Originally published at: http://appletalk.com.au/2018/06/thursday-morning-news140618/
A 24-minute interview with Apple CEO Tim Cook by David Rubenstein from last month has just been published by Bloomberg Television. The list of topics discussed is familiar, with Cook talking about the usual social topics of privacy, equality, as well as politics and equality, but also reflecting on his education and career path, his relationship with Steve Jobs, and how the Apple Watch is entirely capable of saving lives via near-continuous heart rate detection.
A quiet update to the App Store Guidelines by Apple now limits how developers can access and use user data, particularly as it applies to contacts data. Developers can no longer make databases from address book information gathered from users, selling and sharing that address book data with third-parties is also not allowed, and when requesting permissions for address book access, apps need to ensure they’re using the address book for specifically that purpose and nothing else, unless the app asks again for permission.
While there are minor changes coming to Apple’s Music app as part of iOS 12, Apple Music itself is seeing a number of changes today. A new “coming soon” section lists albums set to release within the next few weeks, the expected release date of an album is now displayed on any upcoming album, and on the Mac, iTunes now shows a slightly redesigned artist profile page that lets you shuffle all of their tracks.
DPReview points out improvements to the photo import process on an iPad Pro running iOS 12. The Photos import overlay now shows up as an overlay on top of whatever you’re already looking at, images that have been imported are automatically detected and moved to a separate section to reduce the chance of duplicates, and full-screen previews give you a better idea of the photos that you’re importing before you decide to import everything. Oh, and the entire import process seems to be much faster.
Native support for podcasts on the Apple Watch with watchOS 5 means reliable background playback. But if you’re firmly ensconced within a third-party podcast app like Pocket Casts, Overcast, or Castro, will they be able to do the same thing? The survey seems to point to mostly yes, with Pocket Casts saying that while downloading podcasts to the Apple Watch will be possible, streaming likely won’t be.
The good news is, notifications are good now in iOS 12. The Verge’s Dieter Bohn pointed out four aspects of notifications that Android does better, and with iOS 12, Apple now handles three out of four: “Notifications can be grouped, it’s easier to make them silently appear, and, most importantly, you can directly manage settings from the notification itself”. The only one not addressed seems to be the prioritisation of notifications, but we’ll let that one slide.
With no new hardware released at WWDC, it kind of means the rest of the year will be when Apple has to deliver hardware updates. Cnet says spec bumps aren’t going to cut it, and that Mac hardware, in particular, needs to have some key issues addressed to win back the hearts and minds of Mac faithful.
Over at MacStories, Federico Viticci breaks down Siri Shortcuts as the new and improved iOS automation. Building on the foundations of Workflow, Siri Shortcuts will bring a whole new aspect to voice-controlled automation, and while it’s still too early to comment how this will all pan out, what Apple showed off has a lot of potential, and that’s enough to get excited about.

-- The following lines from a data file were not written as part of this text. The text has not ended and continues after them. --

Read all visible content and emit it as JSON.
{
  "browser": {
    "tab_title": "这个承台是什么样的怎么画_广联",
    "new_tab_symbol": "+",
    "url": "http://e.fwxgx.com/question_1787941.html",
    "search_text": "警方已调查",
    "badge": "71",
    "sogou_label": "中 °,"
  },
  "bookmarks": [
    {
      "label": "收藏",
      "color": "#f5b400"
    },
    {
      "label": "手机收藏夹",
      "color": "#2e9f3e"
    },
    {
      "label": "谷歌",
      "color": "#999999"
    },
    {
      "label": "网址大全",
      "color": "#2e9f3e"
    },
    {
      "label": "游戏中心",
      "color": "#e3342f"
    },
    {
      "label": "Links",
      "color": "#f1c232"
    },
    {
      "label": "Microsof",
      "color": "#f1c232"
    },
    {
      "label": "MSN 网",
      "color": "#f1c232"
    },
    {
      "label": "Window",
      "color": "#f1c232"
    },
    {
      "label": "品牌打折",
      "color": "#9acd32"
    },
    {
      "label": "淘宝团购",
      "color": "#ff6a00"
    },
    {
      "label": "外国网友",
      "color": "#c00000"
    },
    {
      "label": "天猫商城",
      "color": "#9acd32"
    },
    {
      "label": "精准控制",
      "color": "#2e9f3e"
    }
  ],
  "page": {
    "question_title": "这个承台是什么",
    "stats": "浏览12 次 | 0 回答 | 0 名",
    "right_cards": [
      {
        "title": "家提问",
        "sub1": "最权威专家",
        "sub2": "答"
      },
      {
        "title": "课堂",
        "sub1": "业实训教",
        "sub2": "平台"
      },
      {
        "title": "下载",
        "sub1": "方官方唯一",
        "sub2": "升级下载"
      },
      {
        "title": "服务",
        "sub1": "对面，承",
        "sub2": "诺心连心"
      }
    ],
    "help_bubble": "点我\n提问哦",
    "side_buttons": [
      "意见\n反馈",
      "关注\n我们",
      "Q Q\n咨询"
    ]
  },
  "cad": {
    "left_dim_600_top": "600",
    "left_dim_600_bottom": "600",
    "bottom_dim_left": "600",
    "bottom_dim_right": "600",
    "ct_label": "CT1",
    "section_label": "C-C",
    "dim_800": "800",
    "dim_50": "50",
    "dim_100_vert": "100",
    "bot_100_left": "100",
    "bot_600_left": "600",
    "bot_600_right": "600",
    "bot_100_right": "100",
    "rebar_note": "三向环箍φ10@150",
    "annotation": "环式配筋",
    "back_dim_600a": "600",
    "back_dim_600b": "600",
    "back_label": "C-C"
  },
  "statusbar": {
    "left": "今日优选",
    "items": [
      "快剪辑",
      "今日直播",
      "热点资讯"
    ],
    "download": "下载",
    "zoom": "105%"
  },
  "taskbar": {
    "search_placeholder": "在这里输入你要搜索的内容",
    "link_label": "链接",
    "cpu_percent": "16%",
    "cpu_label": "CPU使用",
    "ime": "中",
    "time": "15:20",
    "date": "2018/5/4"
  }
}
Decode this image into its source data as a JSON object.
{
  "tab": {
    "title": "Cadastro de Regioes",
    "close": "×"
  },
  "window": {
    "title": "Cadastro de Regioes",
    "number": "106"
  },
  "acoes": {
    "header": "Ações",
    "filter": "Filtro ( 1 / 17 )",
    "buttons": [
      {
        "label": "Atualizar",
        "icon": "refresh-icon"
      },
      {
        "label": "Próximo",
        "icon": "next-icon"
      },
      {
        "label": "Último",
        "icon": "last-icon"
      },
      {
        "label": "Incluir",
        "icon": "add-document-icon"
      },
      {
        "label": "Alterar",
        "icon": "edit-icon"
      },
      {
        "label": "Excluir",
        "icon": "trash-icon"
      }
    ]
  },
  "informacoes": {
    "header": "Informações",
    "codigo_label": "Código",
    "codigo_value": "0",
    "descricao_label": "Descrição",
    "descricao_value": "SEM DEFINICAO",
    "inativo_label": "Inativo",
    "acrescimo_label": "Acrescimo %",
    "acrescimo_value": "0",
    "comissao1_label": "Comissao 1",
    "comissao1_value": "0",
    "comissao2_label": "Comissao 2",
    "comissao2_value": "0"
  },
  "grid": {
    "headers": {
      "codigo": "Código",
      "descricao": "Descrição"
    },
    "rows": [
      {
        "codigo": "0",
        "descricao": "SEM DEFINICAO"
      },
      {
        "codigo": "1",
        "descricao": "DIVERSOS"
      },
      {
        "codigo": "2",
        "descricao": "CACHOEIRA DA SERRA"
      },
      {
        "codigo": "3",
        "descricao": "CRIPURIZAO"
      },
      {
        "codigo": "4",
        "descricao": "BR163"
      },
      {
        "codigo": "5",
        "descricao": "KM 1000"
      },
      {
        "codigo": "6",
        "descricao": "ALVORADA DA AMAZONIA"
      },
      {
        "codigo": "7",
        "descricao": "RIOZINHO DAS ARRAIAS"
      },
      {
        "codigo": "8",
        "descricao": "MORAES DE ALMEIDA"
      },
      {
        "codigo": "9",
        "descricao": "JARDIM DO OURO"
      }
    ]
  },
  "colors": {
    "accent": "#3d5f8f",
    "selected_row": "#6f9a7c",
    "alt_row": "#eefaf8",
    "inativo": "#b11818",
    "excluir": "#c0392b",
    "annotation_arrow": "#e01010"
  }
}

A similar piece on how Siri Shortcuts will revolutionise iOS automation from David Sparks says of all the possible outcomes of Apple’s Workflow acquisition, this is definitely one of the best. It’s not just about being able to ask Siri for one of your custom shortcuts, it’s also about being to perform integrations with the system that were never possible before when Workflow was a third-party app.
Quartz tells us this morning that Apple has killed fun. The Apple of 2008 had a colourful lineup of iPods, and while I enjoy the modern/luxury look of many of Apple’s products today in sensible colour schemes, we need more fun. How about some fun new watch bands that aren’t just muted pastels?